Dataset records
════════
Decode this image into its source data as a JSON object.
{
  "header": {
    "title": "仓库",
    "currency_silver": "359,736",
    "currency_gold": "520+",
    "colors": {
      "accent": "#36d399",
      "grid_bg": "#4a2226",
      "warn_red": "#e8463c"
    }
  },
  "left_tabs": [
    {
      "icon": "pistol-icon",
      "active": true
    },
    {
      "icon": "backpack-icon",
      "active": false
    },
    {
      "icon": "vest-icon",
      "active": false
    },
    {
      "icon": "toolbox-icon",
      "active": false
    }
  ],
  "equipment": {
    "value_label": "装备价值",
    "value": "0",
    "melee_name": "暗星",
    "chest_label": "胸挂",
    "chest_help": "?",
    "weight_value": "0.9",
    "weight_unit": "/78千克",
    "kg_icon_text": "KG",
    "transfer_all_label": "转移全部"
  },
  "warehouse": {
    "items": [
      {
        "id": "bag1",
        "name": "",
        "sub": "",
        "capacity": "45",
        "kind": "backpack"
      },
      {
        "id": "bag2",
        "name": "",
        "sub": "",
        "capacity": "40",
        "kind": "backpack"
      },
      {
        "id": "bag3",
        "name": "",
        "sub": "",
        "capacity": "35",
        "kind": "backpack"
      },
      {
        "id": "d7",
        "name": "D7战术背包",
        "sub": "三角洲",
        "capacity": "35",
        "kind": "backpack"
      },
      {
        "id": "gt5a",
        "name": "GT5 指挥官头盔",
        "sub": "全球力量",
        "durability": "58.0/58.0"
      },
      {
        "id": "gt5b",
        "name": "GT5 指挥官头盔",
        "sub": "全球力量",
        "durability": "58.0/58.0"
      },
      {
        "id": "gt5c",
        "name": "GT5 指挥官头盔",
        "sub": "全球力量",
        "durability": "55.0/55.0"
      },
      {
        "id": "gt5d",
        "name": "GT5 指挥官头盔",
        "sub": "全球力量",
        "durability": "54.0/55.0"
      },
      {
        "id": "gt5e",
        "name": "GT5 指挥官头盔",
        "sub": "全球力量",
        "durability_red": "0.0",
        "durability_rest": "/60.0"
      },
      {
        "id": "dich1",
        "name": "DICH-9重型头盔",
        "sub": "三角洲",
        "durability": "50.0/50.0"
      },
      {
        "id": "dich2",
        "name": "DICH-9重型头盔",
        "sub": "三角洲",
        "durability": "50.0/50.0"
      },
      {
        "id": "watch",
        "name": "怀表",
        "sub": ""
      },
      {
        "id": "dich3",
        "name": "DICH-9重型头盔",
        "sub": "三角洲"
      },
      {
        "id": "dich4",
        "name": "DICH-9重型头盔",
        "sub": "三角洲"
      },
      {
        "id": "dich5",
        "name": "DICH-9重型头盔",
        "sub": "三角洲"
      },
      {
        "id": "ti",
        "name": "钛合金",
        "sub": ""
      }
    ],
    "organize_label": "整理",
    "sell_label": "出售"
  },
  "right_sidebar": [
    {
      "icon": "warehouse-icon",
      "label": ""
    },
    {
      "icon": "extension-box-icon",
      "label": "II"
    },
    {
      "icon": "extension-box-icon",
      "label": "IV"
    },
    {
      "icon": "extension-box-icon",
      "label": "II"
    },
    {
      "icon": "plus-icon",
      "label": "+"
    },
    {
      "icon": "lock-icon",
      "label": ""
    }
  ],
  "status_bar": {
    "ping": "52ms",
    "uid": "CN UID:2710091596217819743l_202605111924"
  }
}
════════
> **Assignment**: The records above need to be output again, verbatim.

> **Your solution**:
Decode this image into its source data as a JSON object.
{
  "header": {
    "title": "仓库",
    "currency_silver": "359,736",
    "currency_gold": "520+",
    "colors": {
      "accent": "#36d399",
      "grid_bg": "#4a2226",
      "warn_red": "#e8463c"
    }
  },
  "left_tabs": [
    {
      "icon": "pistol-icon",
      "active": true
    },
    {
      "icon": "backpack-icon",
      "active": false
    },
    {
      "icon": "vest-icon",
      "active": false
    },
    {
      "icon": "toolbox-icon",
      "active": false
    }
  ],
  "equipment": {
    "value_label": "装备价值",
    "value": "0",
    "melee_name": "暗星",
    "chest_label": "胸挂",
    "chest_help": "?",
    "weight_value": "0.9",
    "weight_unit": "/78千克",
    "kg_icon_text": "KG",
    "transfer_all_label": "转移全部"
  },
  "warehouse": {
    "items": [
      {
        "id": "bag1",
        "name": "",
        "sub": "",
        "capacity": "45",
        "kind": "backpack"
      },
      {
        "id": "bag2",
        "name": "",
        "sub": "",
        "capacity": "40",
        "kind": "backpack"
      },
      {
        "id": "bag3",
        "name": "",
        "sub": "",
        "capacity": "35",
        "kind": "backpack"
      },
      {
        "id": "d7",
        "name": "D7战术背包",
        "sub": "三角洲",
        "capacity": "35",
        "kind": "backpack"
      },
      {
        "id": "gt5a",
        "name": "GT5 指挥官头盔",
        "sub": "全球力量",
        "durability": "58.0/58.0"
      },
      {
        "id": "gt5b",
        "name": "GT5 指挥官头盔",
        "sub": "全球力量",
        "durability": "58.0/58.0"
      },
      {
        "id": "gt5c",
        "name": "GT5 指挥官头盔",
        "sub": "全球力量",
        "durability": "55.0/55.0"
      },
      {
        "id": "gt5d",
        "name": "GT5 指挥官头盔",
        "sub": "全球力量",
        "durability": "54.0/55.0"
      },
      {
        "id": "gt5e",
        "name": "GT5 指挥官头盔",
        "sub": "全球力量",
        "durability_red": "0.0",
        "durability_rest": "/60.0"
      },
      {
        "id": "dich1",
        "name": "DICH-9重型头盔",
        "sub": "三角洲",
        "durability": "50.0/50.0"
      },
      {
        "id": "dich2",
        "name": "DICH-9重型头盔",
        "sub": "三角洲",
        "durability": "50.0/50.0"
      },
      {
        "id": "watch",
        "name": "怀表",
        "sub": ""
      },
      {
        "id": "dich3",
        "name": "DICH-9重型头盔",
        "sub": "三角洲"
      },
      {
        "id": "dich4",
        "name": "DICH-9重型头盔",
        "sub": "三角洲"
      },
      {
        "id": "dich5",
        "name": "DICH-9重型头盔",
        "sub": "三角洲"
      },
      {
        "id": "ti",
        "name": "钛合金",
        "sub": ""
      }
    ],
    "organize_label": "整理",
    "sell_label": "出售"
  },
  "right_sidebar": [
    {
      "icon": "warehouse-icon",
      "label": ""
    },
    {
      "icon": "extension-box-icon",
      "label": "II"
    },
    {
      "icon": "extension-box-icon",
      "label": "IV"
    },
    {
      "icon": "extension-box-icon",
      "label": "II"
    },
    {
      "icon": "plus-icon",
      "label": "+"
    },
    {
      "icon": "lock-icon",
      "label": ""
    }
  ],
  "status_bar": {
    "ping": "52ms",
    "uid": "CN UID:2710091596217819743l_202605111924"
  }
}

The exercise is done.